Around a hundred visitors were on hand to watch city mayor Peter Soulsby cut the ribbon on the £4 million ($6.8 million, 5 million euro) new visitor centre at the discovery site.
Early arrivals at the building, in an abandoned school close to Richard's grave, were able to examine a replica of his skeleton made using a 3D printer.
Another tells of the momentous and painstaking work carried out by archaeologists that led to the discovery and identification of the king in a makeshift grave at the former site of a medieval friary.
Only then can visitors examine the excavated grave, which the centre says has been "preserved in a quiet, respectful setting. fitting for the last resting place of a slain warrior and anointed monarch."
"On the actual grave, a light shows how the bones looked, so you get the effect of the skeleton lying in the grave," Leicester City Council spokeswoman Debra Reynolds told AFP.
"The feedback from people is really excellent, people are particularly enjoying the graveside area."
British judges in May finally ended a bitter debate over Richard's reburial, ruling that his remains should be laid to rest in a cathedral near to where he was found.
Shakespeare portrayed Richard as a scheming hunchback who ordered the murder of two young nephews barring his way to the throne.
Descendants of the ill-famed king had fought for his skeleton to be buried in York Minster, in the northern city that gave its name to Richard's royal house.
But the High Court said that there was no reason that Richard should not remain in Leicester.
"It is time for Richard III to be given a dignified reburial, and finally laid to rest," the judges said in their ruling.
British authorities have drawn up plans for a grand re-interment ceremony at Leicester Cathedral, which is due to take place early next year.
Richard, the 14th great-granduncle of Queen Elizabeth II, became the last English king to die in battle.

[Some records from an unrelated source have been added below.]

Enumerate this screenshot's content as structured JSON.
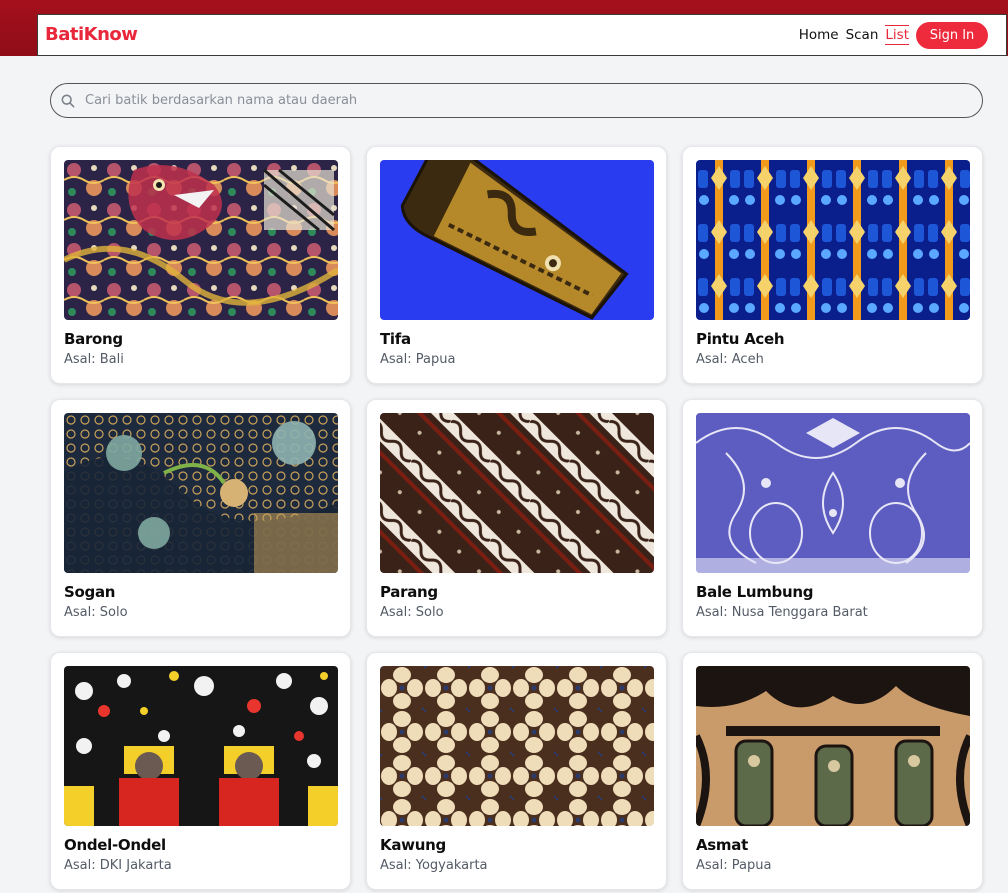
{
  "brand": {
    "name": "BatiKnow",
    "color": "#e8283a",
    "band_color": "#a4101c"
  },
  "nav": {
    "links": [
      {
        "label": "Home",
        "active": false
      },
      {
        "label": "Scan",
        "active": false
      },
      {
        "label": "List",
        "active": true
      }
    ],
    "signin_label": "Sign In"
  },
  "search": {
    "placeholder": "Cari batik berdasarkan nama atau daerah",
    "value": "",
    "icon": "search-icon"
  },
  "batik": [
    {
      "name": "Barong",
      "origin": "Asal: Bali",
      "pattern": "barong"
    },
    {
      "name": "Tifa",
      "origin": "Asal: Papua",
      "pattern": "tifa"
    },
    {
      "name": "Pintu Aceh",
      "origin": "Asal: Aceh",
      "pattern": "pintu-aceh"
    },
    {
      "name": "Sogan",
      "origin": "Asal: Solo",
      "pattern": "sogan"
    },
    {
      "name": "Parang",
      "origin": "Asal: Solo",
      "pattern": "parang"
    },
    {
      "name": "Bale Lumbung",
      "origin": "Asal: Nusa Tenggara Barat",
      "pattern": "bale-lumbung"
    },
    {
      "name": "Ondel-Ondel",
      "origin": "Asal: DKI Jakarta",
      "pattern": "ondel-ondel"
    },
    {
      "name": "Kawung",
      "origin": "Asal: Yogyakarta",
      "pattern": "kawung"
    },
    {
      "name": "Asmat",
      "origin": "Asal: Papua",
      "pattern": "asmat"
    }
  ]
}
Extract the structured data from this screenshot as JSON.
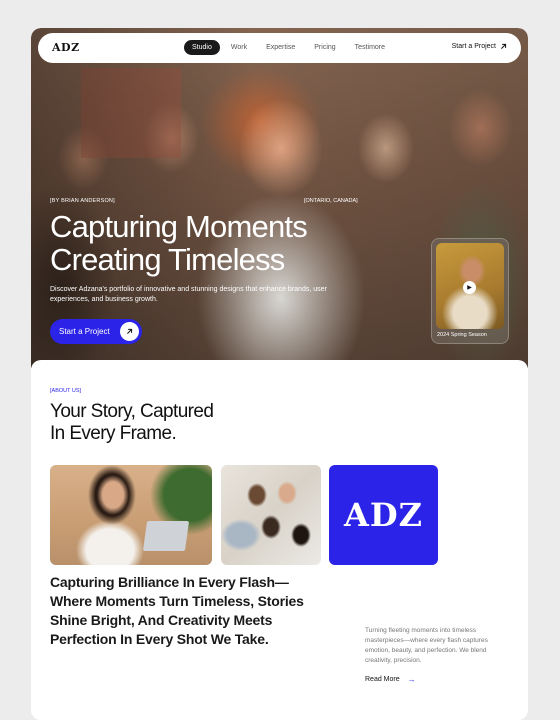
{
  "nav": {
    "logo": "ADZ",
    "links": [
      "Studio",
      "Work",
      "Expertise",
      "Pricing",
      "Testimore"
    ],
    "active_index": 0,
    "cta_label": "Start a Project",
    "cta_icon": "arrow-up-right-icon"
  },
  "hero": {
    "meta_left": "[BY BRIAN ANDERSON]",
    "meta_right": "[ONTARIO, CANADA]",
    "title_line1": "Capturing Moments",
    "title_line2": "Creating Timeless",
    "description": "Discover Adzana's portfolio of innovative and stunning designs that enhance brands, user experiences, and business growth.",
    "button_label": "Start a Project",
    "button_icon": "arrow-up-right-icon",
    "video_caption": "2024 Spring Season",
    "video_icon": "play-icon"
  },
  "about": {
    "label": "[ABOUT US]",
    "title_line1": "Your Story, Captured",
    "title_line2": "In Every Frame.",
    "logo_tile_text": "ADZ",
    "tagline": "Capturing Brilliance In Every Flash—Where Moments Turn Timeless, Stories Shine Bright, And Creativity Meets Perfection In Every Shot We Take.",
    "side_text": "Turning fleeting moments into timeless masterpieces—where every flash captures emotion, beauty, and perfection. We blend creativity, precision.",
    "read_more_label": "Read More",
    "read_more_icon": "arrow-right-icon"
  },
  "colors": {
    "accent": "#2b24e8",
    "page_background": "#ececec",
    "nav_active_bg": "#1a1a1a"
  }
}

His death marked the end of the war between the houses of Lancaster and York -- named after their respective heraldic symbols of the red and white rose -- and the rise of the Tudor dynasty.